If the character array is too large for the available area, it is truncated using the overload of the Write method that permits a starting point and a length to be specified. If the data is not too long, it is outputted before writing the correct number of non-data characters to fill the specified width.

private void WriteField(string datum, int width)
    char[] characters = datum.ToCharArray();
    if (characters.Length > width)
        Write(characters, 0, width); 
        Write(new string(NonDataCharacter, width - characters.Length));

Testing the Class

We can now try out the class. The following code, added to the Main method, defines some data and outputs it to a file. You should change the output path to select a suitable folder and file name for your system.

int[] widths = new int[] { 20, 7, 6 };
string[] headers = new string[] { "Company", "Spend", "Rating" };
string[] company1 = new string[] { "Quality Foods Limited", "1000000", "Gold" };
string[] company2 = new string[] { "The Pieman", "50000", "Silver" };
string[] company3 = new string[] { "Bill's Fruit and Veg", "10000", "Bronze" };

using (FixedWidthWriter writer = new FixedWidthWriter(widths, "d:\\test.txt"))

The contents of the new file are shown below. You can see that the fixed column widths are as defined in the widths array. Some of the data is padded to fill the correct width, whilst other elements are truncated. Try re-running the program with different column widths and alternative padding characters to see the effects.

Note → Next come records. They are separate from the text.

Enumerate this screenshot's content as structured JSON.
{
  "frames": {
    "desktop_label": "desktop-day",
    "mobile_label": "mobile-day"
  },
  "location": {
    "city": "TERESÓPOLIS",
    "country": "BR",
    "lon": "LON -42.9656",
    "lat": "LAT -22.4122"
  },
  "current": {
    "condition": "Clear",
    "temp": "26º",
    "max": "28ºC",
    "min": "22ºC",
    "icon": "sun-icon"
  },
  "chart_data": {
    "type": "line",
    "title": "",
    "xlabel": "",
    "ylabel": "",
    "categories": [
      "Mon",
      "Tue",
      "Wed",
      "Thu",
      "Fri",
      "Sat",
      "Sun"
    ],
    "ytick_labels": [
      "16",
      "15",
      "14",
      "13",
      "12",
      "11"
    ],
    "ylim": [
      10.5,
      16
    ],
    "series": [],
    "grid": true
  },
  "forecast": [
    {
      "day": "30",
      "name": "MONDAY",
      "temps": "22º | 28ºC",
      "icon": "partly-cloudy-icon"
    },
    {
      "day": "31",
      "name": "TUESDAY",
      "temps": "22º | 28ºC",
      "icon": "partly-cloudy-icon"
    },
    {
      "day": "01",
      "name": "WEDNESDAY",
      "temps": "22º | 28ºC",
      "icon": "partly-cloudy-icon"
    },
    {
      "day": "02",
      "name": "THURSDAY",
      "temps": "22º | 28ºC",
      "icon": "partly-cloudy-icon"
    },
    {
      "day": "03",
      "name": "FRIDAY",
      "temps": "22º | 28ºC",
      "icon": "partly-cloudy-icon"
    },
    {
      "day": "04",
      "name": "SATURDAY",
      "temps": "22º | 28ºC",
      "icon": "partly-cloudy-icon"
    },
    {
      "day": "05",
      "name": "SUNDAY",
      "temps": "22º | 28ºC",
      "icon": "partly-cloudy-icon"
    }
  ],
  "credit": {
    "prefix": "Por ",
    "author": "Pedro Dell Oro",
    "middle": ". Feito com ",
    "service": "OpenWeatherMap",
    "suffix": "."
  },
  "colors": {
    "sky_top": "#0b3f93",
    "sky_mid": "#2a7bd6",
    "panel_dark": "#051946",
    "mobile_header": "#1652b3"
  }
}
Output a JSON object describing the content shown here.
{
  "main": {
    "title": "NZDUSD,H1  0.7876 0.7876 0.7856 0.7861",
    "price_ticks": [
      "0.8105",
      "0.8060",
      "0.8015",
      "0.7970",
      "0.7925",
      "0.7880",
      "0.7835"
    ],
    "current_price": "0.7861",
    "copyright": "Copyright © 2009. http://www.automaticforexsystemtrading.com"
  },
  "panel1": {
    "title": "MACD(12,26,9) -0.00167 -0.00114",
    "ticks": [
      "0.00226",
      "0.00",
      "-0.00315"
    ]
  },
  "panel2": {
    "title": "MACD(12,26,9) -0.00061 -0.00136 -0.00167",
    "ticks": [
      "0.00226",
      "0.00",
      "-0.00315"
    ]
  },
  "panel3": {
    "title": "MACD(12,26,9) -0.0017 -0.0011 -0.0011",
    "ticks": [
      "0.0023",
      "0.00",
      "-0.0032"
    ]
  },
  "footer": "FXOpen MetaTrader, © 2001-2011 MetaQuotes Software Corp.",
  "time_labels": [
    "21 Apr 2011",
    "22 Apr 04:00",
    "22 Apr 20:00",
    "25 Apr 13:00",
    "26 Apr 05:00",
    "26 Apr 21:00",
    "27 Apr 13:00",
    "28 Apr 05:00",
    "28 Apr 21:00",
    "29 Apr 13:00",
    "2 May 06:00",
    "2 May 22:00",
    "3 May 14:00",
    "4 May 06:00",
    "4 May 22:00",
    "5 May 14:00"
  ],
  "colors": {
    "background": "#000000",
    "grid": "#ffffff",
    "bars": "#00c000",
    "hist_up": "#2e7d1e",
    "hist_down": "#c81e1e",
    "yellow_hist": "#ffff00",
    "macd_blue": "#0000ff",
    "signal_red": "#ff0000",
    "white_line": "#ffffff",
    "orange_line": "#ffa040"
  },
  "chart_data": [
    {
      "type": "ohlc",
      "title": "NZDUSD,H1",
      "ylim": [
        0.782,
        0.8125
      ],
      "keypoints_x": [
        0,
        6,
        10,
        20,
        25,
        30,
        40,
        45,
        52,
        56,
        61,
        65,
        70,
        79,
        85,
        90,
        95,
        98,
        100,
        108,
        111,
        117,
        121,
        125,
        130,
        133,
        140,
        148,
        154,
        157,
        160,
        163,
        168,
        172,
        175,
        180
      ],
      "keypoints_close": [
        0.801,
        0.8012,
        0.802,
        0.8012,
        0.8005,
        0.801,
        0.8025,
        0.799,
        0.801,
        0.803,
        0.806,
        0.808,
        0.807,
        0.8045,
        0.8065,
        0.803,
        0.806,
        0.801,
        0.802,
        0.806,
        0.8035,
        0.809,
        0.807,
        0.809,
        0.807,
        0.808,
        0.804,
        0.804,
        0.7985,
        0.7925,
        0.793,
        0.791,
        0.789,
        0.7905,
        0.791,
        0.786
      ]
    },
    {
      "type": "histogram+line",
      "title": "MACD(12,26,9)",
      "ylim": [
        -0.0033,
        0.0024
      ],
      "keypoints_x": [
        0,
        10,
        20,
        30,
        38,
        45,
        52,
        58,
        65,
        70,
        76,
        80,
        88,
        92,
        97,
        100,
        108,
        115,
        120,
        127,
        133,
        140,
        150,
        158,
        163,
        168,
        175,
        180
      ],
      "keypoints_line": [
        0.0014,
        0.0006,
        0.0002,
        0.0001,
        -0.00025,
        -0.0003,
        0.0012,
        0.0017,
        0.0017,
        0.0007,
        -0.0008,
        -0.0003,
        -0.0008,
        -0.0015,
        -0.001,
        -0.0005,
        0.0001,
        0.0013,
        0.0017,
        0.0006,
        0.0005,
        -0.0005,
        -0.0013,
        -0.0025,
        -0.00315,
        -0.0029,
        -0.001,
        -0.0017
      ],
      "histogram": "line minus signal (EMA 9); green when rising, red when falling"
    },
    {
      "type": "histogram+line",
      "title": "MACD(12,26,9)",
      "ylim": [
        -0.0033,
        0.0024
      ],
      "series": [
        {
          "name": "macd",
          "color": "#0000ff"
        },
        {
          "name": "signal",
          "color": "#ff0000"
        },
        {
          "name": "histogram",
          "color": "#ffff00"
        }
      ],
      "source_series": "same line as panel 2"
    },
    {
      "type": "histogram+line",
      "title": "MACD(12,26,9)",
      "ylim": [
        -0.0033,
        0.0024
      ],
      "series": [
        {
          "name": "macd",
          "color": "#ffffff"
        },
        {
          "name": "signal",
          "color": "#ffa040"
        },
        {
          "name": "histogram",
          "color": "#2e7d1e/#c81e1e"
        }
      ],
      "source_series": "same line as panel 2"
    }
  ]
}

Company             Spend  Rating
Quality Foods Limite1000000Gold  
The Pieman          50000  Silver
Bill's Fruit and Veg10000  Bronze
4 May 2013